▸ **Problem details**:
Scan the entries for lines with the word "label" and copy those lines.

[[ The data, beginning ]]

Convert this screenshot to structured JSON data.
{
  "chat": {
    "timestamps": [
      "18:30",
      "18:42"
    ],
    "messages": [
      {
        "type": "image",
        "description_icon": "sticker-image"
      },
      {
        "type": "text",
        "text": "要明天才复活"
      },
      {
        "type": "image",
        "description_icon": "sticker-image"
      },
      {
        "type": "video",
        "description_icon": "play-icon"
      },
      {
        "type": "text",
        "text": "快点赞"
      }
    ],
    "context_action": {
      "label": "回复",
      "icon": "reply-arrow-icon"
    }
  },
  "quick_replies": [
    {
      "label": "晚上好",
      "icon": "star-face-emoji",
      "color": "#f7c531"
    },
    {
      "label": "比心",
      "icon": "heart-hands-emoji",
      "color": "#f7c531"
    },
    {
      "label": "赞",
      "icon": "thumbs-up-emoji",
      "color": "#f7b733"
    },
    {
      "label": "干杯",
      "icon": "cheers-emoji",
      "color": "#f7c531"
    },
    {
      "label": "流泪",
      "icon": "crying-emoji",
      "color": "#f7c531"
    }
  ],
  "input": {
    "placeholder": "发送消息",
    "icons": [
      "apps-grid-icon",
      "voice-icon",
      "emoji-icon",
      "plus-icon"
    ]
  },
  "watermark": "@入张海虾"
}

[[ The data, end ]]

▸ **Finished task**:
      "label": "回复",
      "label": "晚上好",
      "label": "比心",
      "label": "赞",
      "label": "干杯",
      "label": "流泪",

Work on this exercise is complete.